Cayman’s damage from Ivan is greater than the total hurricane season damage this year to Grenada, Jamaica, the Dominican Republic and the Bahamas combined. The total amount of damage and loss is equivalent to almost two years of Cayman’s GDP. A per resident estimate stands at CI$75,700, the highest ever encountered by ECLAC.
On Tuesday, 7 December, ECLAC’s Ricardo Zapata Marti presented the report’s findings to Cabinet. That evening the Leader of Government Business, McKeeva Bush, went on Radio Cayman to share the news with the nation.
The report identifies impacts in three sectors: social, productive and infrastructure. The impacts are then classified in two ways; the report speaks first of damage, or the actual impact on physical assets; and second of loss, or the effects on future economic and social flows.
The major findings of the report are:
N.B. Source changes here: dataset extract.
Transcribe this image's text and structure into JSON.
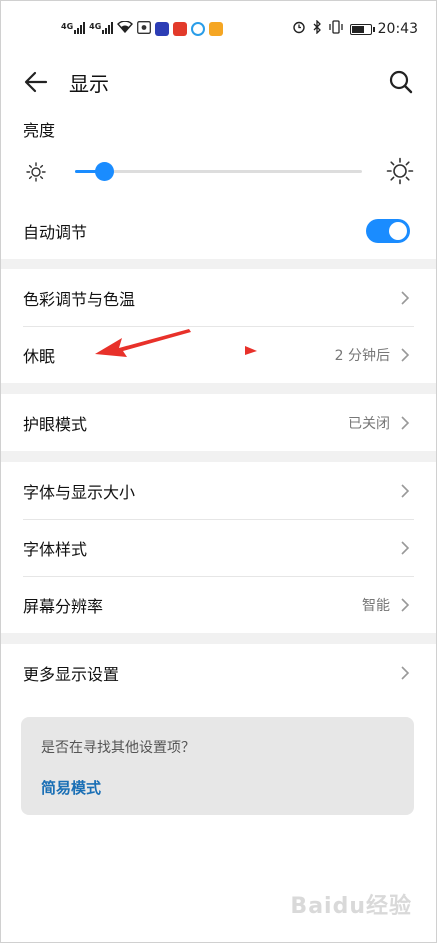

• The total impact of the disaster on the Cayman Islands was CI$2.8 billion, more than this year’s damage to Grenada, Jamaica, the Dominican Republic and the Bahamas combined.
• The total amount of damage and loss is equivalent to about 183 per cent of Gross Domestic Product. This is almost two years’ worth of the total value of goods produced and services provided within these Islands.
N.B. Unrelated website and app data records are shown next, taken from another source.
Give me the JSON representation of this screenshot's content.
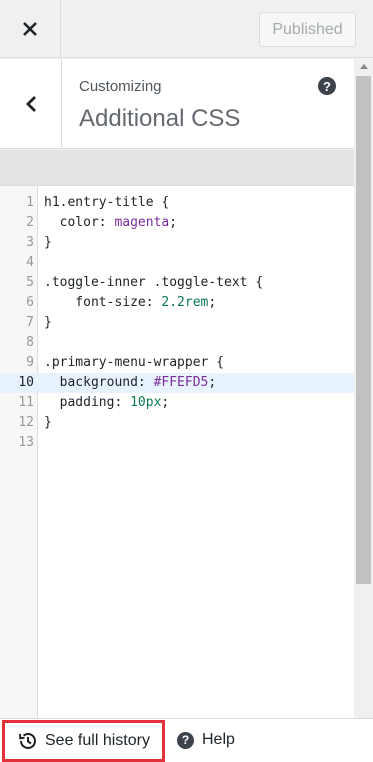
{
  "topbar": {
    "publish_label": "Published"
  },
  "header": {
    "eyebrow": "Customizing",
    "title": "Additional CSS",
    "help_glyph": "?"
  },
  "editor": {
    "active_line": 10,
    "lines": [
      {
        "n": "1",
        "segments": [
          {
            "t": "h1.entry-title {",
            "c": "plain"
          }
        ]
      },
      {
        "n": "2",
        "segments": [
          {
            "t": "  color: ",
            "c": "plain"
          },
          {
            "t": "magenta",
            "c": "val"
          },
          {
            "t": ";",
            "c": "plain"
          }
        ]
      },
      {
        "n": "3",
        "segments": [
          {
            "t": "}",
            "c": "plain"
          }
        ]
      },
      {
        "n": "4",
        "segments": []
      },
      {
        "n": "5",
        "segments": [
          {
            "t": ".toggle-inner .toggle-text {",
            "c": "plain"
          }
        ]
      },
      {
        "n": "6",
        "segments": [
          {
            "t": "    font-size: ",
            "c": "plain"
          },
          {
            "t": "2.2rem",
            "c": "num"
          },
          {
            "t": ";",
            "c": "plain"
          }
        ]
      },
      {
        "n": "7",
        "segments": [
          {
            "t": "}",
            "c": "plain"
          }
        ]
      },
      {
        "n": "8",
        "segments": []
      },
      {
        "n": "9",
        "segments": [
          {
            "t": ".primary-menu-wrapper {",
            "c": "plain"
          }
        ]
      },
      {
        "n": "10",
        "segments": [
          {
            "t": "  background: ",
            "c": "plain"
          },
          {
            "t": "#FFEFD5",
            "c": "val"
          },
          {
            "t": ";",
            "c": "plain"
          }
        ]
      },
      {
        "n": "11",
        "segments": [
          {
            "t": "  padding: ",
            "c": "plain"
          },
          {
            "t": "10px",
            "c": "num"
          },
          {
            "t": ";",
            "c": "plain"
          }
        ]
      },
      {
        "n": "12",
        "segments": [
          {
            "t": "}",
            "c": "plain"
          }
        ]
      },
      {
        "n": "13",
        "segments": []
      }
    ]
  },
  "footer": {
    "history_label": "See full history",
    "help_label": "Help",
    "help_glyph": "?"
  },
  "colors": {
    "highlight_border": "#e2313b",
    "active_line_bg": "#e8f2ff"
  }
}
• The amount of damage is estimated at $75,700 per person, the highest ever encountered by ECLAC.
• Over 80 per cent of the impact reflects damage to and destruction of assets. Housing suffered the largest impact. The remaining roughly 20 per cent of the impact is in the form of losses to future flows.
• Within the past 10 years, Cayman’s best year resulted in construction permits for about CI$400 million, or one-sixth of the direct damage of CI$2.8 billion.
The report also covers the impact on the country’s public finances, GDP, and consumer prices. The overall fiscal balance of Government was CI$24.3 million pre-Ivan. Now Government has an overall fiscal balance of negative CI$38.7 million. This is a change of minus CI$63 million in Government’s financial position.
The ECLAC study also looked at macroeconomic impacts and projected a drop in the Cayman Islands’ GDP from the pre-storm level of 3.1 per cent to a negative growth rate or contraction of -2.2 per cent post-storm. The Consumer Price Index is expected to increase from 1.9 per cent to 3.1 per cent.
Damages and losses reported by sector are as follows:
Social Sector: Total damage and loss to the social sector amounted to CI$1.5 billion, or 53% of the total impact. The most severely affected sub sector is housing, which had a total impact of CI$1.4 billion. The impact on education totalled CI$44.8 million.
Productive Sector: The total impact to the productive sector equalled CI$931.4 million, or 33 per cent of the total impact. The two most impacted sub sectors are commerce and tourism. Commerce suffered an impact of CI$463.4 million and tourism experienced an impact of CI$462.4 million.
Infrastructure Sector: The total damage and loss to infrastructure amounted to CI$407 million or 14 per cent of the total impact. The most severely impacted sub sector was road transport, which had a total impact of CI$194.9 million, followed by telecommunications at CI$79.5 million.
In late November, an ECLAC-led mission arrived in Grand Cayman at the request of the Cayman Islands Government and with the support of the United Nations Development Programme. The mission’s purpose was to prepare a multi-sector, integrated damage and loss report. Government’s Economics and Statistics Office assisted. The ECLAC methodology for such a report was developed over the past decades and is recognized by international public and private sector organizations.
ECLAC is one of five regional UN commissions. It was founded to contribute to the economic and social development of Latin America and the Caribbean, coordinate actions towards this end, and reinforce economic relationships among the countries and with other nations of the world.
In the meantime, Cayman continues its recovery efforts. The international financial services industry was interrupted for one week. After the restoration of power, water, and telecommunications, the industry was once again operating. Cruise ships returned on 1 November and stay-over tourists were welcomed back on 20 November, though several hotels, condos, restaurants and other tourist businesses will continue their recovery efforts through March 2005 and possibly later.
Government priorities have been to assist residents in re-building and repairing homes and removing storm debris.
Ivan is the worst disaster to have ever impacted the Islands. The last storms that had similar impacts were experienced in 1932 and in 1944.
The government places major emphasis on provision of pubic shelters to withstand catastrophic hurricanes and only two people died in the Cayman Islands as a result of Hurricane Ivan. These tragic deaths, the loss of homes, and the interruption of business will be studied, and future mitigation will be based on the lessons learned from the Ivan experience.